╔══
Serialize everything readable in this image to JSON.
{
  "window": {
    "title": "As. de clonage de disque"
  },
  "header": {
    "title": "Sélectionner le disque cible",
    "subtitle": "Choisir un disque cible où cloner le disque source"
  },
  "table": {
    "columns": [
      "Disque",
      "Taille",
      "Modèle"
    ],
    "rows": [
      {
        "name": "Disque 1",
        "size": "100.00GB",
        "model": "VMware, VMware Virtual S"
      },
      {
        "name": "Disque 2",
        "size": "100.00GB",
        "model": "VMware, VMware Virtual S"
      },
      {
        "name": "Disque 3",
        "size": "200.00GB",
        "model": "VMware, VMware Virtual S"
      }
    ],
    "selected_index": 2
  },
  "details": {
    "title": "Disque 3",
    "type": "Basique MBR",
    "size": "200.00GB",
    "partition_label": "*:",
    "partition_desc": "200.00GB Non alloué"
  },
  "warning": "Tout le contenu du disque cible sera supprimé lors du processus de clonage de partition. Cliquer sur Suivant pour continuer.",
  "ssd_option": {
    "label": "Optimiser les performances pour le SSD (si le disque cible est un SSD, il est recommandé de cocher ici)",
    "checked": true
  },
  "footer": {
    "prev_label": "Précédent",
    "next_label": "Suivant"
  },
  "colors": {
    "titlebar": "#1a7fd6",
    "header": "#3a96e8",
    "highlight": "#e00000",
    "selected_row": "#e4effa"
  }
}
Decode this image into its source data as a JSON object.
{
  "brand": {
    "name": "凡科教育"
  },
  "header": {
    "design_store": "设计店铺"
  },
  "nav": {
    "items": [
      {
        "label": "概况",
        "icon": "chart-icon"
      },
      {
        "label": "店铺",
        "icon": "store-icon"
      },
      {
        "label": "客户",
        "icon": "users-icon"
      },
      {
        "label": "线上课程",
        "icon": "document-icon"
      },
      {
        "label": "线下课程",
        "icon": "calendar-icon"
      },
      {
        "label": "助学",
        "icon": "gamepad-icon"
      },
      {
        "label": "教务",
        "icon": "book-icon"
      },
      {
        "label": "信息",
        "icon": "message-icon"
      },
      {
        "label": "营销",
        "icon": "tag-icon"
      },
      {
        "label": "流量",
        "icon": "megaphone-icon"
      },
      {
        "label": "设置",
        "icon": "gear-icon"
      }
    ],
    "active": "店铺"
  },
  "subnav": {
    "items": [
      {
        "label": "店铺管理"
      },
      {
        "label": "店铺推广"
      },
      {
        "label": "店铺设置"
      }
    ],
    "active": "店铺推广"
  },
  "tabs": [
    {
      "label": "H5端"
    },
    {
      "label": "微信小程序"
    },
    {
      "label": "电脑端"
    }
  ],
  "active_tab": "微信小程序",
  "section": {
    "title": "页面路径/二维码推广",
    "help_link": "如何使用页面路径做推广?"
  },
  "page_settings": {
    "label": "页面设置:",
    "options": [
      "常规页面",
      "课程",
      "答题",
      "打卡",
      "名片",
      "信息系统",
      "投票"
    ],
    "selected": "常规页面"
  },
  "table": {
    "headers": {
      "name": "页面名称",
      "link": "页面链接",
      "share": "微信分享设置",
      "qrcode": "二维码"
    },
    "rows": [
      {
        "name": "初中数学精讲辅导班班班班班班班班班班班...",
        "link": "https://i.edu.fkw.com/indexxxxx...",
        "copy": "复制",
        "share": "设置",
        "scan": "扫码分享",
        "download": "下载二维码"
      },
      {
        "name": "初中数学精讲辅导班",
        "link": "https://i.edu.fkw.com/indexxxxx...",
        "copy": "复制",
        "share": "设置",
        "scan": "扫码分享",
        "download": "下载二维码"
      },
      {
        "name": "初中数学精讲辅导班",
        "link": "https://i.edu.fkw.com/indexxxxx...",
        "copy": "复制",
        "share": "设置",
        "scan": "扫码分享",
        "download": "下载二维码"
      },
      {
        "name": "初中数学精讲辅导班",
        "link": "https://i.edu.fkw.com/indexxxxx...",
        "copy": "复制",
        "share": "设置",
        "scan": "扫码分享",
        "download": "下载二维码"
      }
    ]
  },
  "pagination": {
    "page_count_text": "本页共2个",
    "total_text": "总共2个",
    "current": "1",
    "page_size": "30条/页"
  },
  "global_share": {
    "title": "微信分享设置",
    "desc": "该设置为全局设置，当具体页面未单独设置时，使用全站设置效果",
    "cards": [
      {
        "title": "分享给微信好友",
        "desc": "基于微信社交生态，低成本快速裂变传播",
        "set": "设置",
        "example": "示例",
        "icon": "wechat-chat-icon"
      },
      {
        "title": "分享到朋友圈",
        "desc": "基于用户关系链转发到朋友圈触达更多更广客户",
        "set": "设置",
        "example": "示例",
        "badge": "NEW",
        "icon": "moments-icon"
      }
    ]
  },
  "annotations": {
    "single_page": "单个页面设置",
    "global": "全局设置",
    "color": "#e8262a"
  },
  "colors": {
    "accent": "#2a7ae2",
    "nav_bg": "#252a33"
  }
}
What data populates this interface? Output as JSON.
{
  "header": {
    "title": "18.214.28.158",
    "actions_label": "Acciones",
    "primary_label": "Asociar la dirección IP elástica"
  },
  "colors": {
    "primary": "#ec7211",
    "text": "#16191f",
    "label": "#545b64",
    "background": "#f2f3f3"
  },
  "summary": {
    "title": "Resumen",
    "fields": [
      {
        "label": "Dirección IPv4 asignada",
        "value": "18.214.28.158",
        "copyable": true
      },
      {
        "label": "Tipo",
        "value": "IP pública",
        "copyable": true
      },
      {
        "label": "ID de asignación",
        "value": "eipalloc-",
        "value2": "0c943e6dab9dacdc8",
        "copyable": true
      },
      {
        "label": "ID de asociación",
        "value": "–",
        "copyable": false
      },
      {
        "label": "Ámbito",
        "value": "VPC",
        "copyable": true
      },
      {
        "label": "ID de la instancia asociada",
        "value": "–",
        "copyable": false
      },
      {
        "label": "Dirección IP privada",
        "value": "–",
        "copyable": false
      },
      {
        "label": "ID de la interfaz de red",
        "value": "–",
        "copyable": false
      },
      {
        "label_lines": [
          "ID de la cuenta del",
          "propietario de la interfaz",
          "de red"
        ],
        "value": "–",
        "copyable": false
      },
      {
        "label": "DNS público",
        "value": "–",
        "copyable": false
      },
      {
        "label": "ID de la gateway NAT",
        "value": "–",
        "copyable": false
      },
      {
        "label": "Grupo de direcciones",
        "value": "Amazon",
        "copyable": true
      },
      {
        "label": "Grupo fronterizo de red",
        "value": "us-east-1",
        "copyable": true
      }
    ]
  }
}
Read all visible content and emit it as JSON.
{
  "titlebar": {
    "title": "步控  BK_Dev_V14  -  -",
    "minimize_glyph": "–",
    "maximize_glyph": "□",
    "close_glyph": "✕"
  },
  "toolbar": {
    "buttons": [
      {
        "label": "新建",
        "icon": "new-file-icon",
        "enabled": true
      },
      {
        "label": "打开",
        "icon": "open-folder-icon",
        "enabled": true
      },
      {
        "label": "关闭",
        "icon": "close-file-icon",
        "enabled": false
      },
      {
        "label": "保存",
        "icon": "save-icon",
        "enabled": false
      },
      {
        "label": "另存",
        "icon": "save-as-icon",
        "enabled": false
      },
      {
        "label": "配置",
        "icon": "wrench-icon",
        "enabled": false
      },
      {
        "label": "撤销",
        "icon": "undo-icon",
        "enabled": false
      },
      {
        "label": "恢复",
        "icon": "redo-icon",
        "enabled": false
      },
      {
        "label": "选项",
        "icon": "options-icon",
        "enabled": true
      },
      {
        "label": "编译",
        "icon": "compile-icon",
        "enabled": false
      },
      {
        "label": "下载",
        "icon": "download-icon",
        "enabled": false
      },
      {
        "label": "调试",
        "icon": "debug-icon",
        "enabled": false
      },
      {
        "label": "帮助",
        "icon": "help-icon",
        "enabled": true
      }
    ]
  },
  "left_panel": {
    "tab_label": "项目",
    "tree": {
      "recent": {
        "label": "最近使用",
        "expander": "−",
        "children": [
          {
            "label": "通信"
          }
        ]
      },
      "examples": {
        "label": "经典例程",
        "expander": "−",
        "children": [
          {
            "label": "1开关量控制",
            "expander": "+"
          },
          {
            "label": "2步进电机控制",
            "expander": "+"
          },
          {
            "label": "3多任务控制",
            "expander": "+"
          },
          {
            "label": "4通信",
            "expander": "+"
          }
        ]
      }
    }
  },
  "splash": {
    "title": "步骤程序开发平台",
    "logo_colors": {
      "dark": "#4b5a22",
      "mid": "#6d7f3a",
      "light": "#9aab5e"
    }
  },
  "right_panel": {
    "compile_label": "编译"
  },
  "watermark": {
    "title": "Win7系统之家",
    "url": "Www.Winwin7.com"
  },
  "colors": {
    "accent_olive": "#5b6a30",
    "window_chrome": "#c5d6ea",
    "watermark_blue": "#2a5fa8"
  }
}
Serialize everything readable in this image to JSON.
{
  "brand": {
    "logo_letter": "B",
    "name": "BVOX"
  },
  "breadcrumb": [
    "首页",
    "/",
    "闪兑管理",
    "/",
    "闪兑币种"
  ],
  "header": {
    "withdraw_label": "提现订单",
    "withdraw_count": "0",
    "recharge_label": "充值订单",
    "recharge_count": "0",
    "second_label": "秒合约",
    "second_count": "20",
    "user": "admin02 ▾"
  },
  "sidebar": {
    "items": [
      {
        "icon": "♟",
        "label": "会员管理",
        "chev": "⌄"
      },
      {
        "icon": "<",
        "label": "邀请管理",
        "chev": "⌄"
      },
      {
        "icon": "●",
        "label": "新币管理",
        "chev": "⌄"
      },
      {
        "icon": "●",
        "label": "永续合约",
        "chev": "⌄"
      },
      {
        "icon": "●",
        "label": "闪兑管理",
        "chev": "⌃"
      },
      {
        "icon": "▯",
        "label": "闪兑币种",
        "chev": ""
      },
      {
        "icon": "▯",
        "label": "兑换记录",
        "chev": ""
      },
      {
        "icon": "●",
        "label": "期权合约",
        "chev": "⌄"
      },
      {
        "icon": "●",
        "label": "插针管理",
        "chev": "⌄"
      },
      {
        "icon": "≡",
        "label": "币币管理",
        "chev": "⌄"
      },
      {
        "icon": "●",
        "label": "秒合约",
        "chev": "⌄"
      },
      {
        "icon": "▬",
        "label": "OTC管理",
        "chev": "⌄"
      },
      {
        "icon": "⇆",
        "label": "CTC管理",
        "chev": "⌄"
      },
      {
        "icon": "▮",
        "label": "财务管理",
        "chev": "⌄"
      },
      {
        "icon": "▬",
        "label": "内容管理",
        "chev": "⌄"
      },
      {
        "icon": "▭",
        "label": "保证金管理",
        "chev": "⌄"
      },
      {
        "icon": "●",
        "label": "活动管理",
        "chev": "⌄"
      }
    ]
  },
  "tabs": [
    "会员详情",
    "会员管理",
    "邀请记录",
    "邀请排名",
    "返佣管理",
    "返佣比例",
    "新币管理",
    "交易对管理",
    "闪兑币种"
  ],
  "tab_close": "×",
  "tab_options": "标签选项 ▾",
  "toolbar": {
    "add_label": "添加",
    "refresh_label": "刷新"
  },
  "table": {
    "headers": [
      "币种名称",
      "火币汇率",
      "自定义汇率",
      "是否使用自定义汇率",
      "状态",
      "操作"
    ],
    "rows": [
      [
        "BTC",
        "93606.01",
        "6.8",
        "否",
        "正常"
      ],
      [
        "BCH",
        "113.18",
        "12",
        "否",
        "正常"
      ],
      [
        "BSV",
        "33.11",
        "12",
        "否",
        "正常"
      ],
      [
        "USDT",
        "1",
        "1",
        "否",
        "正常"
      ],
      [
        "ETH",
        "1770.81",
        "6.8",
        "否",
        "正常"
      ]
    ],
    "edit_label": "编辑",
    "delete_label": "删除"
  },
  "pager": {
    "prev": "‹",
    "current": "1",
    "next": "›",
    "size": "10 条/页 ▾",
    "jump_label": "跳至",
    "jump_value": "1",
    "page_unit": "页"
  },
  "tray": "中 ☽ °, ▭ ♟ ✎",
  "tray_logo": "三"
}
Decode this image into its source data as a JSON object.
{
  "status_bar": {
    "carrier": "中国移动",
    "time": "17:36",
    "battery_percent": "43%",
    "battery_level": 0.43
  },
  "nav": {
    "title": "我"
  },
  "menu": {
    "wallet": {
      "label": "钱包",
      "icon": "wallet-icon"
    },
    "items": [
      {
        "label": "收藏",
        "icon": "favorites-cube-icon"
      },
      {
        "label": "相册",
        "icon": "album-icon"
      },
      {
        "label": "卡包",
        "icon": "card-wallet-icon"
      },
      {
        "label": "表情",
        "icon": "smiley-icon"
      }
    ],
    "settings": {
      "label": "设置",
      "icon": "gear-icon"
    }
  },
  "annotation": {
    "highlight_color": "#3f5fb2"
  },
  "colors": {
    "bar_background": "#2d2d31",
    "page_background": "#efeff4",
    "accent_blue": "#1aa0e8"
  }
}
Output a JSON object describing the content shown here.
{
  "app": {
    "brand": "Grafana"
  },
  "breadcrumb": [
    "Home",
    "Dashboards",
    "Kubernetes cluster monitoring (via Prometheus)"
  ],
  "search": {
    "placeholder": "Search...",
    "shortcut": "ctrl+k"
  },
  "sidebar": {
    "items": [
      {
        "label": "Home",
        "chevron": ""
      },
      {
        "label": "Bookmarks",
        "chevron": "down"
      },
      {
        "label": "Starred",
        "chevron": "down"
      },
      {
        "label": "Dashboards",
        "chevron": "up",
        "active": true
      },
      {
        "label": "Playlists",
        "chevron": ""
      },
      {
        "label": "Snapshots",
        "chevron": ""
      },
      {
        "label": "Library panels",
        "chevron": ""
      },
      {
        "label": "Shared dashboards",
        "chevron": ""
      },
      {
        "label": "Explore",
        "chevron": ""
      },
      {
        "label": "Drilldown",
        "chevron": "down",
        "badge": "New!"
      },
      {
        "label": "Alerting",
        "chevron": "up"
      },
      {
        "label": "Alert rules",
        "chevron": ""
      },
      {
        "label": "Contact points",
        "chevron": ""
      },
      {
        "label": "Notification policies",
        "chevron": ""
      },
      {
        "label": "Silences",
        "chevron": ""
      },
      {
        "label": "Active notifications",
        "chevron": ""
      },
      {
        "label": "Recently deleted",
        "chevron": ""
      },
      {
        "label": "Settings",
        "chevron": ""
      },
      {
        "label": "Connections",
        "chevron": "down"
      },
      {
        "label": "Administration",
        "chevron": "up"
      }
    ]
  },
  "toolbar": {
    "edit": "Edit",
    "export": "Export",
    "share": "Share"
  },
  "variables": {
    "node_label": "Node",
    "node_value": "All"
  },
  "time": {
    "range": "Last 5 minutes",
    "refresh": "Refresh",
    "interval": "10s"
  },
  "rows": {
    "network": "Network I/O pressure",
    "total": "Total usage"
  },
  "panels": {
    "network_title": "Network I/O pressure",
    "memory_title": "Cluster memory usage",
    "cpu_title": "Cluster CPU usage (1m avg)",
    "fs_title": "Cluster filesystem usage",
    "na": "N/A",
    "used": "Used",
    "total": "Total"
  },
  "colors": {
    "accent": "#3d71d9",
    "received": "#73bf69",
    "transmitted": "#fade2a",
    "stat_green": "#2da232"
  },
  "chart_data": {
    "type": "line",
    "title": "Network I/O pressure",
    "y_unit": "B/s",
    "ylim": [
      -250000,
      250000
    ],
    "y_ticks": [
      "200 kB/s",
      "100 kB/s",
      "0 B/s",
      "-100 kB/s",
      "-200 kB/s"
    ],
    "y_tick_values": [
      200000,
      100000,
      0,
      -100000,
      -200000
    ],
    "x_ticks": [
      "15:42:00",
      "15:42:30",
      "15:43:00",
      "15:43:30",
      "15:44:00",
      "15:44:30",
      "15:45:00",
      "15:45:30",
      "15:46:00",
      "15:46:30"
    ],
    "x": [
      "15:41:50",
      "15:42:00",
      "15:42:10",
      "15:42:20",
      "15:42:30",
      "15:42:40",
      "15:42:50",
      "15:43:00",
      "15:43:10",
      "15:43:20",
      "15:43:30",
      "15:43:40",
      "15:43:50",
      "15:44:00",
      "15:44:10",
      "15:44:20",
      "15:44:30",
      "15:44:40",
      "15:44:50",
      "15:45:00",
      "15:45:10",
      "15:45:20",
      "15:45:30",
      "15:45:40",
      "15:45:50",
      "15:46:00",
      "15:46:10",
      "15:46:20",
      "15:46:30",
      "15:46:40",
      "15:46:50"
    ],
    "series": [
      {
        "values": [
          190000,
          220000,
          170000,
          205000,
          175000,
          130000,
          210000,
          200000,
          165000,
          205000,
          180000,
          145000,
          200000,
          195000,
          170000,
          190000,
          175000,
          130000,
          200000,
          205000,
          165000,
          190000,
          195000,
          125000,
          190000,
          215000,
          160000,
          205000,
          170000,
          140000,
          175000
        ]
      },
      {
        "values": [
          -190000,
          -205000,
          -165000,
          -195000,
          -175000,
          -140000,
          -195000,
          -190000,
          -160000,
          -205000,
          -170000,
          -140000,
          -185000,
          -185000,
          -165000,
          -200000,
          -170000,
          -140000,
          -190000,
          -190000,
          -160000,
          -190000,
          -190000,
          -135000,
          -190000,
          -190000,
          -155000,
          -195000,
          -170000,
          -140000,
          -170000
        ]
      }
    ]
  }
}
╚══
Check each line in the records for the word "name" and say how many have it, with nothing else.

10